§ **What is required**:
Using the data below, return all lines in which "Pasirinkti" appears.

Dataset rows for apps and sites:

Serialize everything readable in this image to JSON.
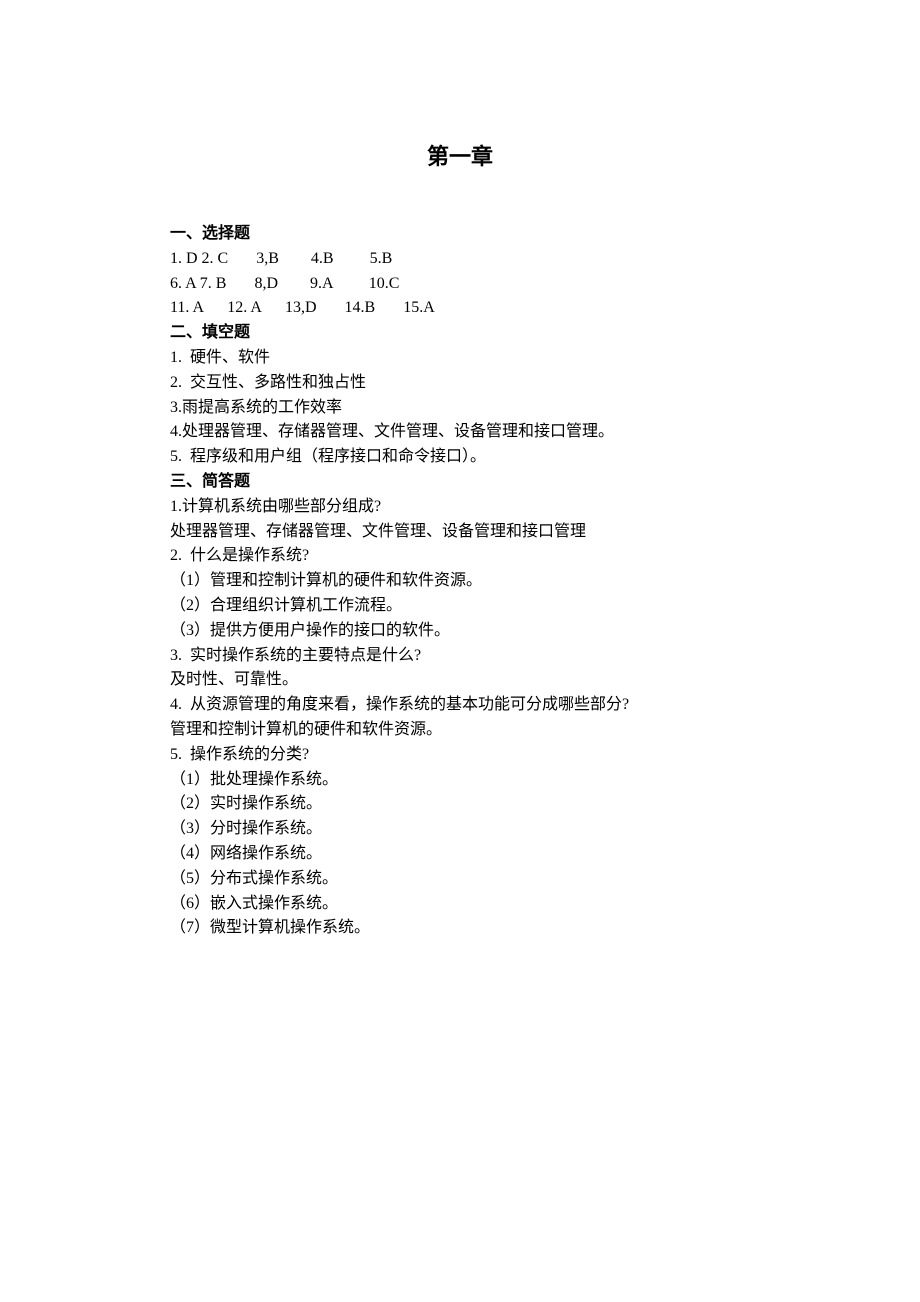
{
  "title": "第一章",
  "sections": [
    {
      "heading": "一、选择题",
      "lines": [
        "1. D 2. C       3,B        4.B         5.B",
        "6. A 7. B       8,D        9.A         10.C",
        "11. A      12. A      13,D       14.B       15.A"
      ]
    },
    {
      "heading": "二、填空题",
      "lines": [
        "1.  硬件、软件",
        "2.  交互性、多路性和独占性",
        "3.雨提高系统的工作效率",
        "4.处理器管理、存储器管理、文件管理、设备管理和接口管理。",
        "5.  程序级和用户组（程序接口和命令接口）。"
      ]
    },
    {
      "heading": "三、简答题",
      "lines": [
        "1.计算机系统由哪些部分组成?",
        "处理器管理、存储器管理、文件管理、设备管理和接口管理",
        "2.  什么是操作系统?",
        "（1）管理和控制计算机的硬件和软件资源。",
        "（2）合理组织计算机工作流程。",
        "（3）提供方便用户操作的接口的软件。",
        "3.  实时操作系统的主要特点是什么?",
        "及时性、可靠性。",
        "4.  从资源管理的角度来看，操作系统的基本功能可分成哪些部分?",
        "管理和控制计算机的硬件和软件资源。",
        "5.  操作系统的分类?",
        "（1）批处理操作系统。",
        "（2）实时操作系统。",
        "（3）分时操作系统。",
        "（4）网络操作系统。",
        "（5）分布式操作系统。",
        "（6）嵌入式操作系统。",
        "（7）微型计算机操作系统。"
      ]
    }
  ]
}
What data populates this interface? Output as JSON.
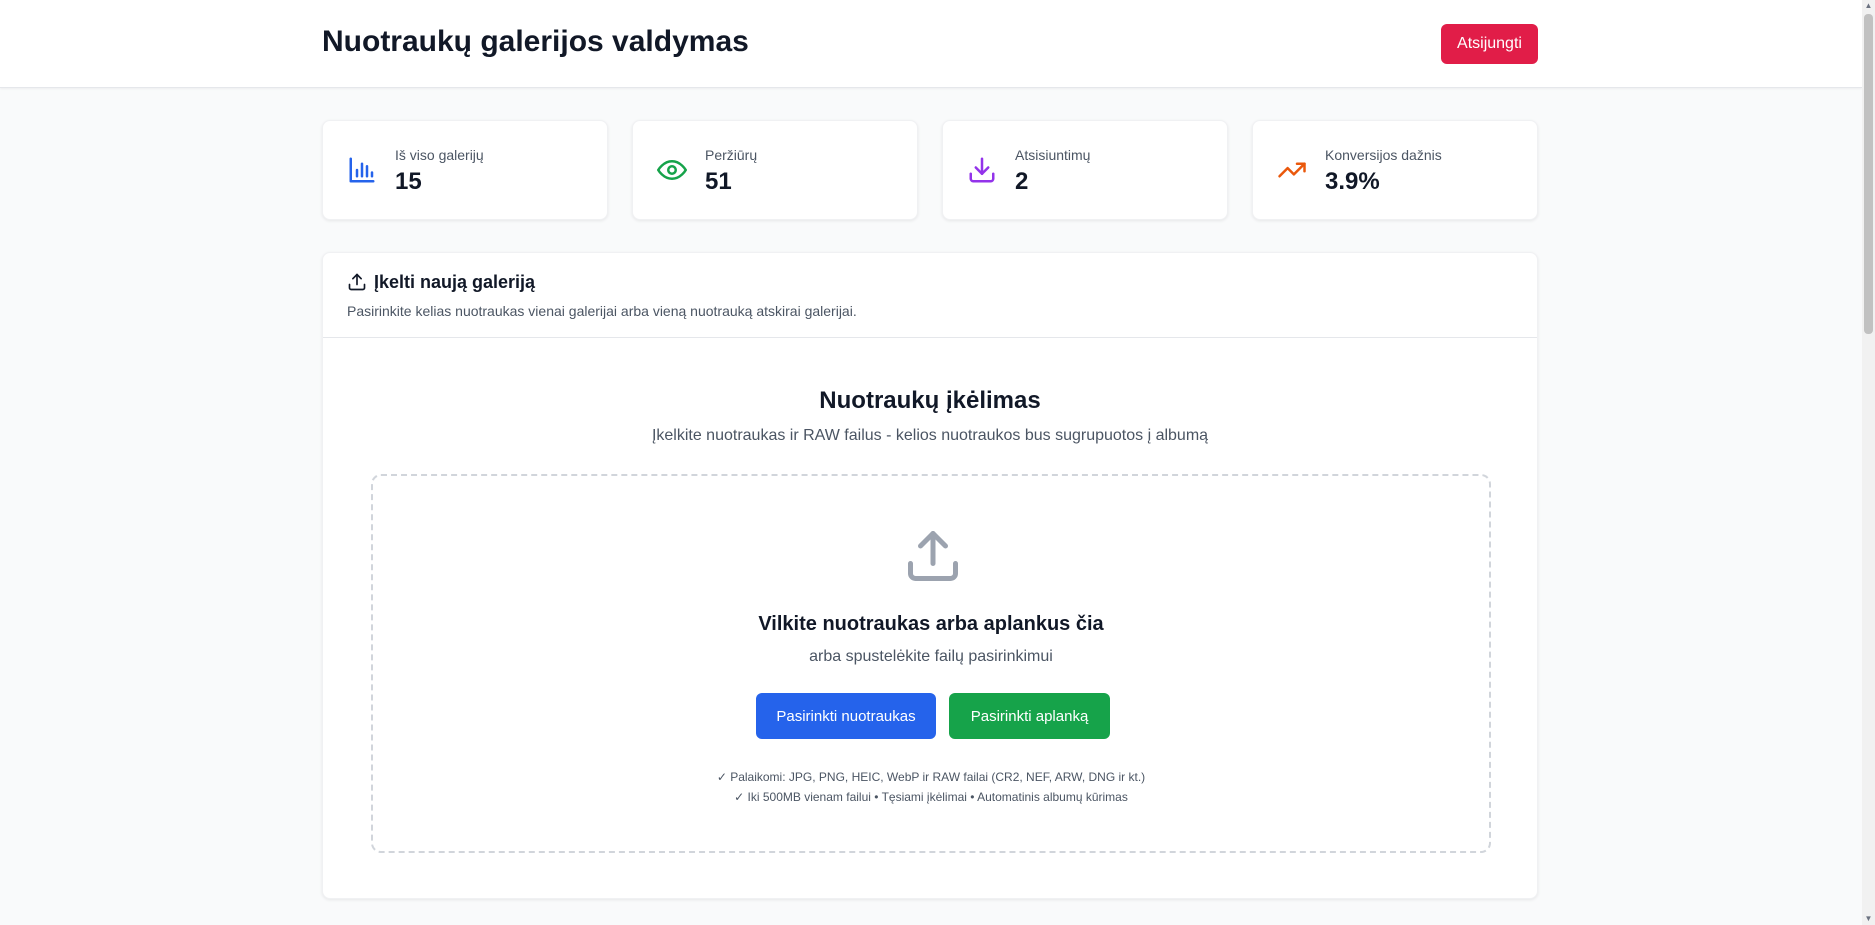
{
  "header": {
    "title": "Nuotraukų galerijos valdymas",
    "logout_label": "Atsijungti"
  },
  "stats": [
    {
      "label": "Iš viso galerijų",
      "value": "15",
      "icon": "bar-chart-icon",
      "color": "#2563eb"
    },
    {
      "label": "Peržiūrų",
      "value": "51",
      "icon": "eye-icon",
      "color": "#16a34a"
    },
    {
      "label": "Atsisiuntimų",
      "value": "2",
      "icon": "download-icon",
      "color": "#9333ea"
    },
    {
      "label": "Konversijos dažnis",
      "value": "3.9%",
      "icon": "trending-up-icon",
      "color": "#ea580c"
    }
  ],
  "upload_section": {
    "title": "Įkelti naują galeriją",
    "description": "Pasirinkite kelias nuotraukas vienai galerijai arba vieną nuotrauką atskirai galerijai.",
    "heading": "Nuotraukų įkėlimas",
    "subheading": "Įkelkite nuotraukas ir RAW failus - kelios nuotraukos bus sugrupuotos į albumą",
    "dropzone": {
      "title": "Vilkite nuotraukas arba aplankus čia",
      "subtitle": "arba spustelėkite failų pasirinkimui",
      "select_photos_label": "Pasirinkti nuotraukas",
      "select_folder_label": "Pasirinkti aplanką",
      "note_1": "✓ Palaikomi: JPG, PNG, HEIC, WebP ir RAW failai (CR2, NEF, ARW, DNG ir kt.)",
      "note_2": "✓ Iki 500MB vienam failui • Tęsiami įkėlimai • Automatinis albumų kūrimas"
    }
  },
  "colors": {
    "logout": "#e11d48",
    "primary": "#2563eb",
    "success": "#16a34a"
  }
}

§ **Solution for this problem**:
      "select_photos_label": "Pasirinkti nuotraukas",
      "select_folder_label": "Pasirinkti aplanką",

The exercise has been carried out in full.